The term “Pillar Content” is frequently used when talking about blog or website content marketing strategies. The concept of it is pretty simple to explain. However, putting it into practice can be tough. Especially if you don’t know the exact route to take when creating it for your site.
So, in this article, I’m going to give you a quick guide to pillar content. Including the meaning of it, why it’s important, and how you can incorporate it as part of your market strategy.
What is Pillar Content?
Pillar content is content that focuses on giving a detailed overview of a specific topic. Its pages almost act like the main page for a specific topic. Readers can use it as a detailed resource that gives a lot of information. It covers every angle of the topic. However, the pillar content page can also be used to direct readers to other sources where they can learn more.

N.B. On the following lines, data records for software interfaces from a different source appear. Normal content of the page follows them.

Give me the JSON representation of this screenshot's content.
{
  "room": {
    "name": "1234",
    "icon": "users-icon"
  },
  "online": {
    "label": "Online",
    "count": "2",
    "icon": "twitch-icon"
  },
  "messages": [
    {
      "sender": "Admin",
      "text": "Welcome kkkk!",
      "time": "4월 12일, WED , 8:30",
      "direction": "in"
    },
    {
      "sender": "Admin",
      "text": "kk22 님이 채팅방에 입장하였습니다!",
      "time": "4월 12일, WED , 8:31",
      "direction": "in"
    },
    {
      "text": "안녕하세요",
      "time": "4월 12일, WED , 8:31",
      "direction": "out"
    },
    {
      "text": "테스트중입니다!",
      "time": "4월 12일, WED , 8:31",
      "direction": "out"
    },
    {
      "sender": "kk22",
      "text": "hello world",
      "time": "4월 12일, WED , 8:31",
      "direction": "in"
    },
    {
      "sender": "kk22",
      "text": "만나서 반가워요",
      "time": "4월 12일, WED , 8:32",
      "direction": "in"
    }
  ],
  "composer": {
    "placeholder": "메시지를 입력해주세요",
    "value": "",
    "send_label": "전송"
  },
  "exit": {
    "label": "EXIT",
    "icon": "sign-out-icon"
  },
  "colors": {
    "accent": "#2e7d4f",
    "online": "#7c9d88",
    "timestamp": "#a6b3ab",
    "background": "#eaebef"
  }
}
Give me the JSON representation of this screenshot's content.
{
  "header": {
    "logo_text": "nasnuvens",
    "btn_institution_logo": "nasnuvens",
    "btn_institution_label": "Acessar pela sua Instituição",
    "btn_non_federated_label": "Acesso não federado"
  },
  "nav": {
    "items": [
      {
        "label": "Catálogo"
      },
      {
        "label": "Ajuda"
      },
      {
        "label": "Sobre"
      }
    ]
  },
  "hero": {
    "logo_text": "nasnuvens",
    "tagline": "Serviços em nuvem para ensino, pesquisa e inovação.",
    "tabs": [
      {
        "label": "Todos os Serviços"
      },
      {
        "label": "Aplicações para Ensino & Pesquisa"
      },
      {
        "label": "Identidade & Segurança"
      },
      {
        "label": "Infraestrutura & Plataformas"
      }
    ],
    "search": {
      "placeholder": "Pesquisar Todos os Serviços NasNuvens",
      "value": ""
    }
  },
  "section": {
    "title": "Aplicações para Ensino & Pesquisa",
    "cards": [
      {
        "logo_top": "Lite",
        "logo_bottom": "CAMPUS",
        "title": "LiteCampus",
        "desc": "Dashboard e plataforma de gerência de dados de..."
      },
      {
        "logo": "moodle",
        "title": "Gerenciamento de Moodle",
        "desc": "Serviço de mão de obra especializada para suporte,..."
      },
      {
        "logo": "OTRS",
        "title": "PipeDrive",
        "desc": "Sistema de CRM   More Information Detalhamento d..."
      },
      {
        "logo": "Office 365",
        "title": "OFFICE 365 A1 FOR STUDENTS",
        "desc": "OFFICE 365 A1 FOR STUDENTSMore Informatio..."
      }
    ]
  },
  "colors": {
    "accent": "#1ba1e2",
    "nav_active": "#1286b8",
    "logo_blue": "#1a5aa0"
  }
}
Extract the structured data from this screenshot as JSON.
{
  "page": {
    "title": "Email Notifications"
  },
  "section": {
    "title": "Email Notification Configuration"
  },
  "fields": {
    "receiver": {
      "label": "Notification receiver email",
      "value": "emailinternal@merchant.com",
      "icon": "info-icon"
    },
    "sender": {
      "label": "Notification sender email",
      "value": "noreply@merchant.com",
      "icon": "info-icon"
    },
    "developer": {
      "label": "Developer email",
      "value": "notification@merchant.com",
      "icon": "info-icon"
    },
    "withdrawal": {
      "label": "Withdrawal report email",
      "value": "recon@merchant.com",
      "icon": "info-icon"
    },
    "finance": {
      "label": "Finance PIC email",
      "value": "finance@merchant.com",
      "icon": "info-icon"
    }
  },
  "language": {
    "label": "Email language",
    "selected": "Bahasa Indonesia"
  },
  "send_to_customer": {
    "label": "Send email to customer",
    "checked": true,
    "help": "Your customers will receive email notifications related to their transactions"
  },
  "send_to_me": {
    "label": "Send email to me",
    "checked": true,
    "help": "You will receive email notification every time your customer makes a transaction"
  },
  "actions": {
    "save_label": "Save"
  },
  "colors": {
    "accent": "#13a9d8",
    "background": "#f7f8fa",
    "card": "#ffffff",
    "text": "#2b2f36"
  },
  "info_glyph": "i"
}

Typically, pillar content will be the longest (highest word count) articles on your blog. Which makes sense as you should be using pillar content pages to give an overview of everything about a particular topic. It doesn’t need to be super in-depth with granular details. Instead, pillar content should cover the most important points, However, make sure it offers a way for readers to find more granular information.
An analogy I like to use is to think of it as the trunk of a tree. The pillar content is going to make up the bulk of the topic you’re discussing (the trunk). But the page then provides links to other pages on your website (tree branches). These pages go more in-depth into specific aspects of the topic.
Why is Pillar Content Important?
To keep it short, it’s great for SEO. Pillar content is important as it can be used to attract a lot of traffic to your site. Then subsequently to many other linked pages on your sites. As mentioned previously, this page is almost like the main page for each topic with links to more detailed but related blog posts. Interlinking, where you create internal links to connect two pages on your website. It is a good strategy for SEO. Internal links work in a slightly similar way to backlinks.
Another reason why pillar content is great for SEO is that it allows you to target multiple keywords. Users will click on your page from a search engine to find all of the information they need.
However, it is also a great way to build authority in your field. As discussed in previous blogs, creating authoritative content is a great way to garner trust from readers. It also helps to improve your search engine ranking. Think Google’s E-A-T algorithm.
How to Create Pillar Content
Creating pillar content starts with you focusing on the topic that you want to discuss. For example, the topic you discuss might be SEO for beginners. Bear in mind that the topic will be a broad but still detailed overview of your chosen topic. For reference, your pillar content will generally be 2000-3000 words long at minimum (this largely depends on the topic you’re discussing).
Next, you’ll want to think about all of the aspects of SEO that beginners need to know. Carrying on with this example, you’ll need to consider what’s important and what’s too complex for beginners.
Pick Your Keyword
Before structuring the pillar content page, it’s a good idea to also research what the most important keywords are to include in your page. This way you know you’re not missing out on key subtopics that will be important for readers.
After you’ve decided on the most important thing to cover in your beginner’s guide to SEO, you can start structuring your page.
There isn’t necessarily a perfect structuring formula for these pages, however, it’s generally best to start with a tone-setting introduction to the topic, followed by a menu with quick links to each subtopic on your page.
Headings and Subheadings
You can then use headings to lay out a structure of the most important to the least important subtopics. Then move onto writing the content for each section.
The content in each subtopic section should be concise, informative, and give the information that most readers are searching for. However, you don’t need to be very detailed and in-depth in each subtopic section. You can go into more detail about a particular subtopic in a separate blog post and provide a link to the more detailed blog post on the pillar content page.
Think back to our pillar content page tree analogy. You should give an overview of the most crucial pieces of information about each subtopic (tree trunk), but for more details (branches and leaves), readers can follow links to other blog pages on your site to get a better understanding of specifics.
Once your content is written, it’s important to place necessary CTA (call-to-action) buttons. These are internal links to allow your readers to visit more in-depth blog articles on your website. The articles take a closer look into each specific subtopic they’re researching.
What’s Your Next Pillar Content Topic?
Finding pillar content topics should be relatively easy, but they do depend on the industry you’re working in. If you’re stuck, there’s no shame in looking for inspiration from related sites in your field. Maybe even other fields to get a sense of what works and what doesn’t. Then figure out how you’re going to set up your page.
It’s worth taking the time to build and craft your pillar content pages. Treat them as if they need to be a long-lasting, almost evergreen type of content that’s going to regularly attract visitors to your website.
For more tactics on how to build your content marketing strategy and information on how to grow your business, read through some of the latest posts on the Intentionally Inspirational blog.
Written by Lewis James